• INPUT DATA:
*** Begin section ***

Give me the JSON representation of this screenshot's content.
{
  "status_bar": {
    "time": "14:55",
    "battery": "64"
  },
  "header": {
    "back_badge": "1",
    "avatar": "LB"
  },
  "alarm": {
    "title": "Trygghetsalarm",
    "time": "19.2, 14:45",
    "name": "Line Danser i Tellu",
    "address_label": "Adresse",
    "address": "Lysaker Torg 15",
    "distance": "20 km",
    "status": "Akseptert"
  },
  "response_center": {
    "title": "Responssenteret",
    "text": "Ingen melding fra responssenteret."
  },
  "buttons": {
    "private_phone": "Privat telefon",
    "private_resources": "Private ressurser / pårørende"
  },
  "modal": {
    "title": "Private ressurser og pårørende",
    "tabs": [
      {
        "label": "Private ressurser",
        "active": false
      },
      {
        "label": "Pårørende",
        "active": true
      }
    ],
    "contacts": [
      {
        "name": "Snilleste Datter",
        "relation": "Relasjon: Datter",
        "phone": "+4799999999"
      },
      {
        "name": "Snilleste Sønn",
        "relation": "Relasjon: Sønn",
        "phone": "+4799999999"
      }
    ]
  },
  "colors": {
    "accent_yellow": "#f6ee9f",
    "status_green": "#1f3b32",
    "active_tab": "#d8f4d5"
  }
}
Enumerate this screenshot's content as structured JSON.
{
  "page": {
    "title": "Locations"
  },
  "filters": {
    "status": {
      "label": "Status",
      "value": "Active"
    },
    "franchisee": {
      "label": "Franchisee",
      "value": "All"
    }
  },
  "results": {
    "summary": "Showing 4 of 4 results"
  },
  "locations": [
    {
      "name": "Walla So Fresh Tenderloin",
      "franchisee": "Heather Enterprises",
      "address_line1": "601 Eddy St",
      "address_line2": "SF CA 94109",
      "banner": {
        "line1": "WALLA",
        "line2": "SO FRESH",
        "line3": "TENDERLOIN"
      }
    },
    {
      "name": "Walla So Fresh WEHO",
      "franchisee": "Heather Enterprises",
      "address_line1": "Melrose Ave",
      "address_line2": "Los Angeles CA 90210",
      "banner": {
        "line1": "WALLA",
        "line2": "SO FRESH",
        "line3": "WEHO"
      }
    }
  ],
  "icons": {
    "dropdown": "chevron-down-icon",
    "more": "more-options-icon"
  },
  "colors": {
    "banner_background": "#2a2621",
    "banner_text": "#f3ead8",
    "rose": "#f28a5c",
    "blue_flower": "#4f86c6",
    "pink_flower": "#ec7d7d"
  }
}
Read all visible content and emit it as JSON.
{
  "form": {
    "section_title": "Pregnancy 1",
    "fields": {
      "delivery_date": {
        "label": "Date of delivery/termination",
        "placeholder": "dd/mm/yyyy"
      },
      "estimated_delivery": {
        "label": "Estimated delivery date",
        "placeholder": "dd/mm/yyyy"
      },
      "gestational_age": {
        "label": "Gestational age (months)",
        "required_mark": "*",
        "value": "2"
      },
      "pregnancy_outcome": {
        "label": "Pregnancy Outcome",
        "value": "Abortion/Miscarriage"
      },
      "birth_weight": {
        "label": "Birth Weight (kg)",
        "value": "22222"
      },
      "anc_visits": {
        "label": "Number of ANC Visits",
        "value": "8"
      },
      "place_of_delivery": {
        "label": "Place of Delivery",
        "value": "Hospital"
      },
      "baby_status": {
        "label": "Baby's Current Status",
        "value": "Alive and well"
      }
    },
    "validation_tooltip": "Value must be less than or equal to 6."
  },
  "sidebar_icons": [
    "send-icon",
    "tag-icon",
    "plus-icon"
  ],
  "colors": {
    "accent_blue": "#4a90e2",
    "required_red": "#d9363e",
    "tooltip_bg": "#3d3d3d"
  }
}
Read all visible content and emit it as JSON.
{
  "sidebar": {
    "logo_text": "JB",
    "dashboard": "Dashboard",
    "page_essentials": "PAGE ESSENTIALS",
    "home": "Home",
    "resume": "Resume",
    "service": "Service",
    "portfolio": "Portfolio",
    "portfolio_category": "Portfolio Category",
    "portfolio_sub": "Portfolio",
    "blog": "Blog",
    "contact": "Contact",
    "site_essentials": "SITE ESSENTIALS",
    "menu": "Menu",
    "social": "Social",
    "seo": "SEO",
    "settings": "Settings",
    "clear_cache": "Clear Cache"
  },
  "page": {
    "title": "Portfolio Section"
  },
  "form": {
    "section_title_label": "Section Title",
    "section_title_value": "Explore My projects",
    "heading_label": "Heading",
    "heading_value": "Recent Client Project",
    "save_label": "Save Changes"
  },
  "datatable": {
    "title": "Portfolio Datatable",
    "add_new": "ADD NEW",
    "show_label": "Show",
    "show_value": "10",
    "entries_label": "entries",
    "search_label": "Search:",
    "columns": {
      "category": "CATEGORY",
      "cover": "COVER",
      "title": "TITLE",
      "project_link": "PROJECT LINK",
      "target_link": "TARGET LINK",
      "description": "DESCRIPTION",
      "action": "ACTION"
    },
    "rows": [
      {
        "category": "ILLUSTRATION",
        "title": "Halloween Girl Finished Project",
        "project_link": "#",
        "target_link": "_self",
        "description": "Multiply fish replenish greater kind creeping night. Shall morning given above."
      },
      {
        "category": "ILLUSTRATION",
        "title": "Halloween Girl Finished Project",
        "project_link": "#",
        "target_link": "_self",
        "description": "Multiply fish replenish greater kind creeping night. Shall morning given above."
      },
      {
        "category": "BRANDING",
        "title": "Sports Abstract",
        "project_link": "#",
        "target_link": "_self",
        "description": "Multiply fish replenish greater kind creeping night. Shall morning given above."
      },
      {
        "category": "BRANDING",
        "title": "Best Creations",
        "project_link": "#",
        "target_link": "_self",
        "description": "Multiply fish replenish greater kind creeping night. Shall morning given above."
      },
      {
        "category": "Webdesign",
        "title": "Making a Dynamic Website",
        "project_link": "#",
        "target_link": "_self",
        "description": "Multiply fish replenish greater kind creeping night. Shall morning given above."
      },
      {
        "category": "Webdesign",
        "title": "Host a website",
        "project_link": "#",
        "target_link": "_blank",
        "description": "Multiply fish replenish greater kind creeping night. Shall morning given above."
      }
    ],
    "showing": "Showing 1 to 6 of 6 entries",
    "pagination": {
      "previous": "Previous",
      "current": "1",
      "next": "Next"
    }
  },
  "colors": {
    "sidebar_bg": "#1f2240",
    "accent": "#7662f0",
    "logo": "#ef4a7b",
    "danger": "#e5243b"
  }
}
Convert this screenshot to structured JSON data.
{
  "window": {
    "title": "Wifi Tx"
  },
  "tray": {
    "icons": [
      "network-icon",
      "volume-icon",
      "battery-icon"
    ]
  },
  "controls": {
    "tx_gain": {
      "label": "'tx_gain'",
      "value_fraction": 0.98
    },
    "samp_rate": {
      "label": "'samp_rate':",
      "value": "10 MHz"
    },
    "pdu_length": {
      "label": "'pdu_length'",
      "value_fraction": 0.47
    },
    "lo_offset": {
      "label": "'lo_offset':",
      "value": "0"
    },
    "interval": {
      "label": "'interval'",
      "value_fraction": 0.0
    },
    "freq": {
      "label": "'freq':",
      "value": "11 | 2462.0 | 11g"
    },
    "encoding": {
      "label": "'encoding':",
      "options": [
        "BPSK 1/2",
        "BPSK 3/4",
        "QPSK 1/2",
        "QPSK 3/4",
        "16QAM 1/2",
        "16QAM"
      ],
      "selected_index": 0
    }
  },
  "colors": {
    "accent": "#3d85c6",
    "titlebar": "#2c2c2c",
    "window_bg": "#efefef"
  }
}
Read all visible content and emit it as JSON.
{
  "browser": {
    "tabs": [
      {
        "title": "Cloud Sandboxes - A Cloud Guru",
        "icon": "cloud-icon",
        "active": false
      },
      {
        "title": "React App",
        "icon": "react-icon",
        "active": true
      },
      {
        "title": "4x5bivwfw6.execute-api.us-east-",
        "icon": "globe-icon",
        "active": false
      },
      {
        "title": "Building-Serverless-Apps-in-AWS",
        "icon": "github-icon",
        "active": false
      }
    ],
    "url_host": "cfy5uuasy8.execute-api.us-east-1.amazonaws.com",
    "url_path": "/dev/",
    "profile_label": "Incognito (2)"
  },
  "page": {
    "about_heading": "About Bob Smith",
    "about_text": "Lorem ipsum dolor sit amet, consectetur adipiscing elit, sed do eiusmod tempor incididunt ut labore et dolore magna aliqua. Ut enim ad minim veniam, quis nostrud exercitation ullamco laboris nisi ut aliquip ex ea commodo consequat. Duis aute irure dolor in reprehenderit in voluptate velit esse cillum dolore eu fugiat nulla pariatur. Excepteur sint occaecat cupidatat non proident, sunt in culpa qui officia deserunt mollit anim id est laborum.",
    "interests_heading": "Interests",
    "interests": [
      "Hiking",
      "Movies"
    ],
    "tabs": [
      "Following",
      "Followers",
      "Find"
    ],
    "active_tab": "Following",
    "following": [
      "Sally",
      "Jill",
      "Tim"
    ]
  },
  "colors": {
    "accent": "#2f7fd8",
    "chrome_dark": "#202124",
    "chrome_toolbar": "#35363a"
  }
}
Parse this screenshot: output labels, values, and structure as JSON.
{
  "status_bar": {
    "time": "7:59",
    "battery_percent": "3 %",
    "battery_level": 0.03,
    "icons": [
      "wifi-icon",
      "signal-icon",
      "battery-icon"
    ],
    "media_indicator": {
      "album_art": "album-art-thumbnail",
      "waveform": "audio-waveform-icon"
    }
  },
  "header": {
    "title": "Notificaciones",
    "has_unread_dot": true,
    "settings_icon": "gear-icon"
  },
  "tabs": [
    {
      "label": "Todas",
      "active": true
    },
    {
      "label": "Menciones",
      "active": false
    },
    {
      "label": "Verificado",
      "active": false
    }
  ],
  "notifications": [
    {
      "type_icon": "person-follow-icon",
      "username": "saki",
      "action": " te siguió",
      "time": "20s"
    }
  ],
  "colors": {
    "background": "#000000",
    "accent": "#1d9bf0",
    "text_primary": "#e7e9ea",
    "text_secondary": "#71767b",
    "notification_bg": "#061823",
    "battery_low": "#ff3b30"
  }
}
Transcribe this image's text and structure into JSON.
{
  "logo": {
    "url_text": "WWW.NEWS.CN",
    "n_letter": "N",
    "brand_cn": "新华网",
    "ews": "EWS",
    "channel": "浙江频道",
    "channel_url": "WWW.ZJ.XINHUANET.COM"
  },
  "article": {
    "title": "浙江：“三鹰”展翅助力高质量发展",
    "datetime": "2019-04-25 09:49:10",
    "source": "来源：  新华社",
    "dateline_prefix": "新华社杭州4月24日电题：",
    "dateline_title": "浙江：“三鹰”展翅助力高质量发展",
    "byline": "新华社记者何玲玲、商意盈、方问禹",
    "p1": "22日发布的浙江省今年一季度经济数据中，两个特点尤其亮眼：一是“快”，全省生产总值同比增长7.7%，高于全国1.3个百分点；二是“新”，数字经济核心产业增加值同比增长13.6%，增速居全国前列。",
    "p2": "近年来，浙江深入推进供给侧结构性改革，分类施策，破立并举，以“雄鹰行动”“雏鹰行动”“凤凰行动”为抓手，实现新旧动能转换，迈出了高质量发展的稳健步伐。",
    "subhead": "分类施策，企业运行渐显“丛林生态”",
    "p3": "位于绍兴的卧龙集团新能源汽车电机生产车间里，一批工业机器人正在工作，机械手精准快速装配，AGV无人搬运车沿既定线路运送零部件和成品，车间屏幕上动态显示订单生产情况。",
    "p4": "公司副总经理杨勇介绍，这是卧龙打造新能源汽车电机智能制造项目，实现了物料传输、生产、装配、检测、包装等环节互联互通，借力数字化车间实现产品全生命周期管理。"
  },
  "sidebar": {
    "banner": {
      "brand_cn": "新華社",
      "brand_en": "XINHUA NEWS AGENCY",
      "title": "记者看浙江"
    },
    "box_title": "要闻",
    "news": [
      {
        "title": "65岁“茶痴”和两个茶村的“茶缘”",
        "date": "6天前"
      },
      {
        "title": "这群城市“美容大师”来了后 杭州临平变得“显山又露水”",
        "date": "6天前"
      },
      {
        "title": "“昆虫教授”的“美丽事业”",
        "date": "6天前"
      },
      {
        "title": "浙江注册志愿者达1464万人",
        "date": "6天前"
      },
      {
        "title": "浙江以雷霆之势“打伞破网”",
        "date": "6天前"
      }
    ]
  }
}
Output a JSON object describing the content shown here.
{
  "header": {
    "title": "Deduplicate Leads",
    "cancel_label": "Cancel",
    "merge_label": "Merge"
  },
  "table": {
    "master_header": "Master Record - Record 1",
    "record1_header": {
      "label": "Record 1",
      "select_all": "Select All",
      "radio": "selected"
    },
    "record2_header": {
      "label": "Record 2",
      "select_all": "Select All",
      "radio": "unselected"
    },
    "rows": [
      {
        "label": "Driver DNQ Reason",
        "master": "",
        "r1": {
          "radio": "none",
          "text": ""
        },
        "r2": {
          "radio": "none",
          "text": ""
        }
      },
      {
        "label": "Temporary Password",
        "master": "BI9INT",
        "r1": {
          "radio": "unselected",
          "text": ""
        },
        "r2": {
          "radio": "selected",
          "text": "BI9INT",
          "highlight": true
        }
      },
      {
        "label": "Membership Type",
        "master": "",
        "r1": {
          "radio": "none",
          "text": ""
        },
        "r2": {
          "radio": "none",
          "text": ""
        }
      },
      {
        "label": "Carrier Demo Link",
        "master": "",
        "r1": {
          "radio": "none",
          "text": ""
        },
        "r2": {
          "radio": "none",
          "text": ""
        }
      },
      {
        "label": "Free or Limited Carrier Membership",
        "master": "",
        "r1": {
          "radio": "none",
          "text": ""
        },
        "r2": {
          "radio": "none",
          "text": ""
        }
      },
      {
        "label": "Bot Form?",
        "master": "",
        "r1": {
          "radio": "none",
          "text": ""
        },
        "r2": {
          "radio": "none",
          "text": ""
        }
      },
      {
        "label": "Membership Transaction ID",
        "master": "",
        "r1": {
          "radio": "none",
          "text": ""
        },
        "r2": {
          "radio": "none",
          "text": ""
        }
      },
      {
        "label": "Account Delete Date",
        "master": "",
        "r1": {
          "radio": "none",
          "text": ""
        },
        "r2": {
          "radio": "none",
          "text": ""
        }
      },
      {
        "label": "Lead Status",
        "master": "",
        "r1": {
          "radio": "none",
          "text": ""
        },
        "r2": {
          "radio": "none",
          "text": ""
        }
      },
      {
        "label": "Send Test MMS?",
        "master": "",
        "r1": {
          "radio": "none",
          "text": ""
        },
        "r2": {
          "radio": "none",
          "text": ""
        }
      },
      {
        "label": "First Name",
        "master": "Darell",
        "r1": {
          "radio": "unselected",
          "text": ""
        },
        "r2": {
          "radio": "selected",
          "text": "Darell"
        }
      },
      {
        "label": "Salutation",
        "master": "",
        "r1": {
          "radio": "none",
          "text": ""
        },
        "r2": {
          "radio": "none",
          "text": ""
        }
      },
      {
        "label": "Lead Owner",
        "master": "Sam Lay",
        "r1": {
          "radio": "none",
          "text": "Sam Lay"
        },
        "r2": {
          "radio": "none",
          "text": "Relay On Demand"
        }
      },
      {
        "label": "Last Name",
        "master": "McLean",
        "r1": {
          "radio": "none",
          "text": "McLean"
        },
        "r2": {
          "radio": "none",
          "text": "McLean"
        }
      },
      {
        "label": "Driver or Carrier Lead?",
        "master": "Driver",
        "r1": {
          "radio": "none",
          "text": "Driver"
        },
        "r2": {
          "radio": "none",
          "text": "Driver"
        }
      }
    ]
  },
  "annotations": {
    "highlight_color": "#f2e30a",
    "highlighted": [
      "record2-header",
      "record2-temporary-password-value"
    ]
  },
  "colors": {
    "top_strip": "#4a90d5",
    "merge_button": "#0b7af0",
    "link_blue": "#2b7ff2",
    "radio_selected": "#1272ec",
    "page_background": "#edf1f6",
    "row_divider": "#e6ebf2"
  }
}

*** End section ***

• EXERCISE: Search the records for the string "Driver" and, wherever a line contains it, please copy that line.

• RESULT OF THIS EXERCISE:
        "label": "Driver DNQ Reason",
        "label": "Driver or Carrier Lead?",
        "master": "Driver",
          "text": "Driver"
          "text": "Driver"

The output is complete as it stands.